*AIM OF THE TASK*.
Output every entry exactly as written, skipping any pictures.

(DATASET RECORDS begins)

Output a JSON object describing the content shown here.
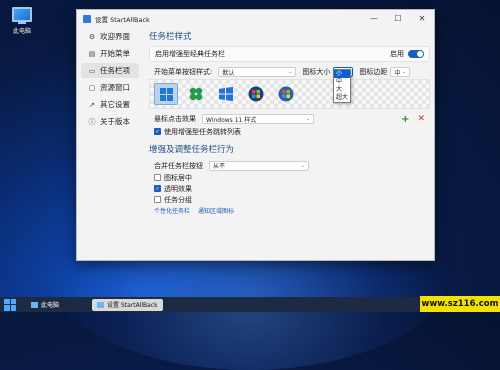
{
  "desktop": {
    "icon_label": "此电脑"
  },
  "window": {
    "title": "设置 StartAllBack",
    "controls": {
      "minimize": "—",
      "maximize": "☐",
      "close": "✕"
    }
  },
  "sidebar": {
    "items": [
      {
        "label": "欢迎界面",
        "icon": "gear-icon",
        "glyph": "⚙"
      },
      {
        "label": "开始菜单",
        "icon": "start-menu-icon",
        "glyph": "▤"
      },
      {
        "label": "任务栏项",
        "icon": "taskbar-icon",
        "glyph": "▭"
      },
      {
        "label": "资源窗口",
        "icon": "folder-icon",
        "glyph": "▢"
      },
      {
        "label": "其它设置",
        "icon": "settings-icon",
        "glyph": "↗"
      },
      {
        "label": "关于版本",
        "icon": "info-icon",
        "glyph": "ⓘ"
      }
    ]
  },
  "taskbar_style": {
    "section_title": "任务栏样式",
    "enhanced_classic_label": "启用增强型经典任务栏",
    "enhanced_classic_state": "启用",
    "start_button_style_label": "开始菜单按钮样式:",
    "start_button_style_value": "默认",
    "icon_size_label": "图标大小",
    "icon_size_value": "小",
    "icon_margin_label": "图标边距",
    "icon_margin_value": "中",
    "icon_size_options": [
      "小",
      "中",
      "大",
      "超大"
    ],
    "start_buttons": [
      "windows-11",
      "flower",
      "windows-10",
      "vista-orb",
      "xp-orb"
    ],
    "click_effect_label": "悬标点击效果",
    "click_effect_value": "Windows 11 样式",
    "use_jumplist_label": "使用增强型任务跳转列表",
    "add_glyph": "+",
    "remove_glyph": "✕"
  },
  "enhance_section": {
    "section_title": "增强及调整任务栏行为",
    "combine_label": "合并任务栏按钮",
    "combine_value": "从不",
    "checks": [
      {
        "label": "图标居中",
        "checked": false
      },
      {
        "label": "透明效果",
        "checked": true
      },
      {
        "label": "任务分组",
        "checked": false
      }
    ],
    "link_personalize": "个性化任务栏",
    "link_tray": "通知区域图标"
  },
  "taskbar": {
    "items": [
      {
        "label": "此电脑"
      },
      {
        "label": "设置 StartAllBack"
      }
    ]
  },
  "watermark": "www.sz116.com",
  "colors": {
    "accent": "#1c5fb8",
    "watermark_bg": "#f2e100"
  }
}
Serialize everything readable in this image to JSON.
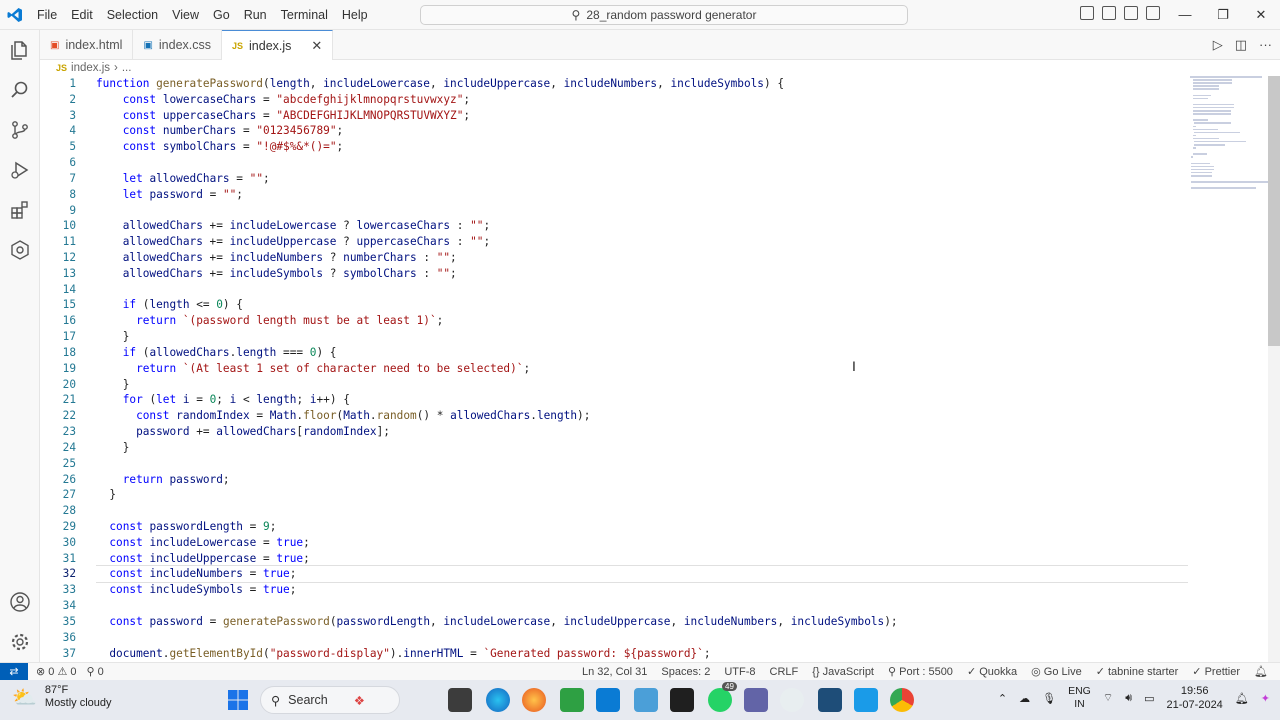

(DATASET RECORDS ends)

*TASK RESPONSE*.
Output a JSON object describing the content shown here.
{
  "desktop": {
    "icon_label": "此电脑"
  },
  "window": {
    "title": "设置 StartAllBack",
    "controls": {
      "minimize": "—",
      "maximize": "☐",
      "close": "✕"
    }
  },
  "sidebar": {
    "items": [
      {
        "label": "欢迎界面",
        "icon": "gear-icon",
        "glyph": "⚙"
      },
      {
        "label": "开始菜单",
        "icon": "start-menu-icon",
        "glyph": "▤"
      },
      {
        "label": "任务栏项",
        "icon": "taskbar-icon",
        "glyph": "▭"
      },
      {
        "label": "资源窗口",
        "icon": "folder-icon",
        "glyph": "▢"
      },
      {
        "label": "其它设置",
        "icon": "settings-icon",
        "glyph": "↗"
      },
      {
        "label": "关于版本",
        "icon": "info-icon",
        "glyph": "ⓘ"
      }
    ]
  },
  "taskbar_style": {
    "section_title": "任务栏样式",
    "enhanced_classic_label": "启用增强型经典任务栏",
    "enhanced_classic_state": "启用",
    "start_button_style_label": "开始菜单按钮样式:",
    "start_button_style_value": "默认",
    "icon_size_label": "图标大小",
    "icon_size_value": "小",
    "icon_margin_label": "图标边距",
    "icon_margin_value": "中",
    "icon_size_options": [
      "小",
      "中",
      "大",
      "超大"
    ],
    "start_buttons": [
      "windows-11",
      "flower",
      "windows-10",
      "vista-orb",
      "xp-orb"
    ],
    "click_effect_label": "悬标点击效果",
    "click_effect_value": "Windows 11 样式",
    "use_jumplist_label": "使用增强型任务跳转列表",
    "add_glyph": "+",
    "remove_glyph": "✕"
  },
  "enhance_section": {
    "section_title": "增强及调整任务栏行为",
    "combine_label": "合并任务栏按钮",
    "combine_value": "从不",
    "checks": [
      {
        "label": "图标居中",
        "checked": false
      },
      {
        "label": "透明效果",
        "checked": true
      },
      {
        "label": "任务分组",
        "checked": false
      }
    ],
    "link_personalize": "个性化任务栏",
    "link_tray": "通知区域图标"
  },
  "taskbar": {
    "items": [
      {
        "label": "此电脑"
      },
      {
        "label": "设置 StartAllBack"
      }
    ]
  },
  "watermark": "www.sz116.com",
  "colors": {
    "accent": "#1c5fb8",
    "watermark_bg": "#f2e100"
  }
}
Serialize everything readable in this image to JSON.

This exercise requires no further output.